Chihuly’s current exhibition, Through the Looking Glass, at the Museum of Fine Arts in Boston brings all this home.
I’ve been a Chihuly fan for twenty years, but this exhibit tops anything I’ve seen – and is a testament to how the artist has pushed the boundaries of his art and medium over his career. The Ikebana boat (below) was an Alice in Wonderland moment of pure pleasure and awe. It also spoke to the ongoing experimentation, learning from experience, passion for innovation, and teamwork at the core of Chihuly’s artistry.
The story goes that Chihuly wanted to test the strength of some glass and see it in water. So he began throwing pieces over the side of a bridge and later asked some young men to retrieve them. The image of their boats filled with shapes and color gave birth to the Ikebana concept, now a staple in his exhibitions.
Equally inspiring are the videos shown in conjunction with the exhibit. Snippets are available online. Others and interviews with the artist can be found at the video screening room on Chihuly’s website.
Take a look. Watch Chihuly in action. Hear him and others talk about the innovative power of deep teamwork.
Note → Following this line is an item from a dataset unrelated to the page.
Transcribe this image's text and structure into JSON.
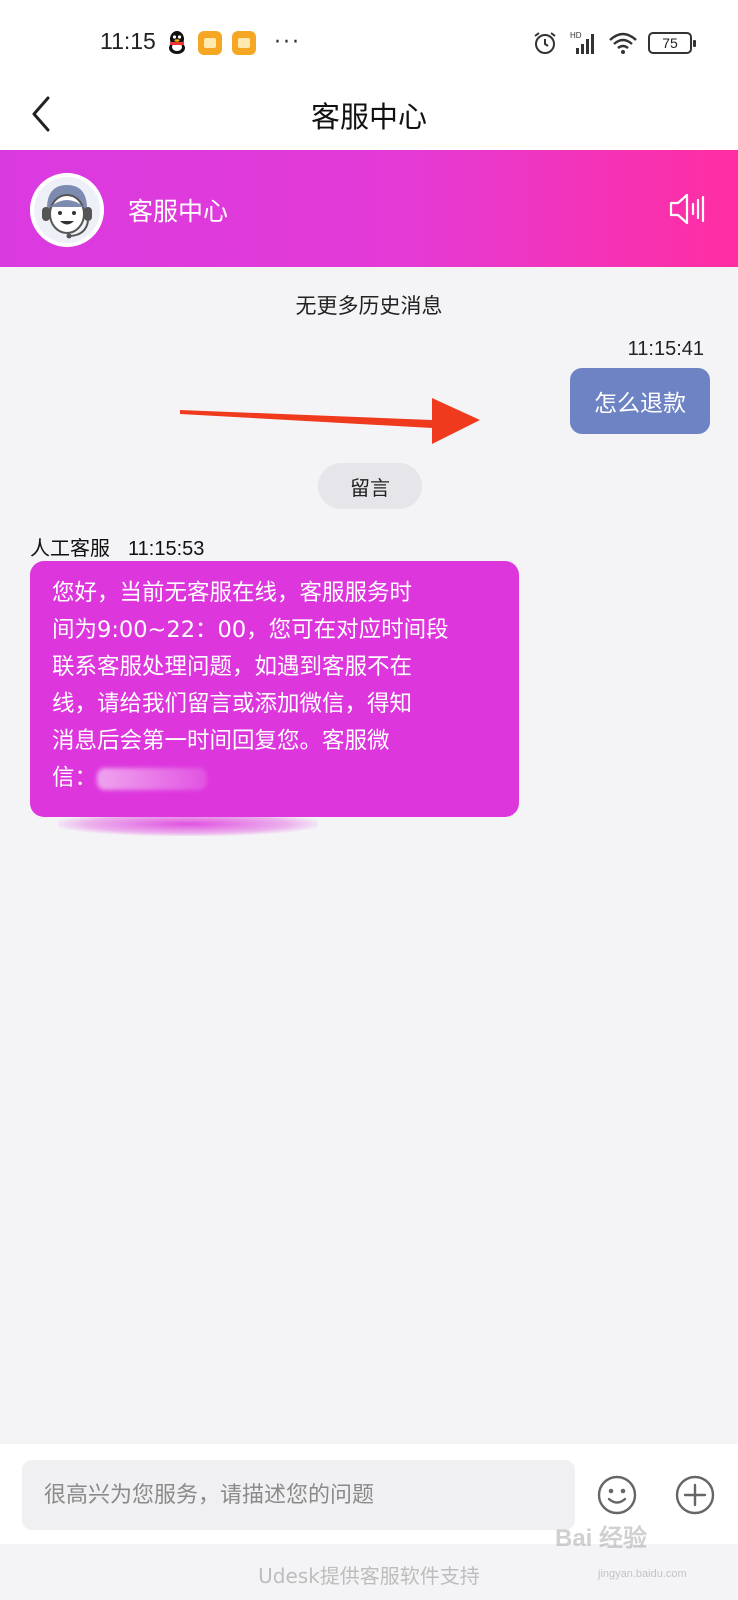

Flora Mace, who began working with Chihuly in 1975 on the Blanket Cylinders (glass pieces of different size and shape inspired by native American baskets and weaving), explains the synergy this way: “When I work for Dale, I almost become him.”
The image of the solitary artist – the solitary leader – is forever shattered by Chihuly’s high-energy, high-engagement model of leader as visionary, director, catalyst, coach, choreographer, teacher, and partner.
As Karen Chambers writes in Chihuly: Color, Glass, and Form:
“As director of the team, Chihuly makes the process a symbiotic relationship that draws on each individual’s expertise and energy. During a glassblowing session, the entire team is in sync, at one with Chihuly’s ideas and an integrated part of his creative process.
In creating the work, the team follows Chihuly’s instructions. He is like a choreographer who uses his dancers’ bodies to make tangible his ideas. Unlike teams in Europe, where production is the goal and each member has an assigned task, Chihuly’s team makes unique pieces and people exchange jobs.
While a Chihuly team works together with apparent ease, the dynamic is complex. Chihuly acts much like a film director – creating the concept, initiating the action, and setting the scene – but the process requires something else, a special chemistry in which he works as catalyst. In this role, he manages a process in constant flux, harnessing the three key elements of fire, gravity, and spontaneity.
Chihuly is the catalyst that makes it all work. He brings together the best glass blowers according to their schedules and his needs, creates the most congenial ambience [through music, food, and setting], introduces a touch of glamour by moving the sessions from site to site and flying in his team, challenges the group with his ideas, and after an intense session of work, a few distinctively Chihuly pieces emerge.”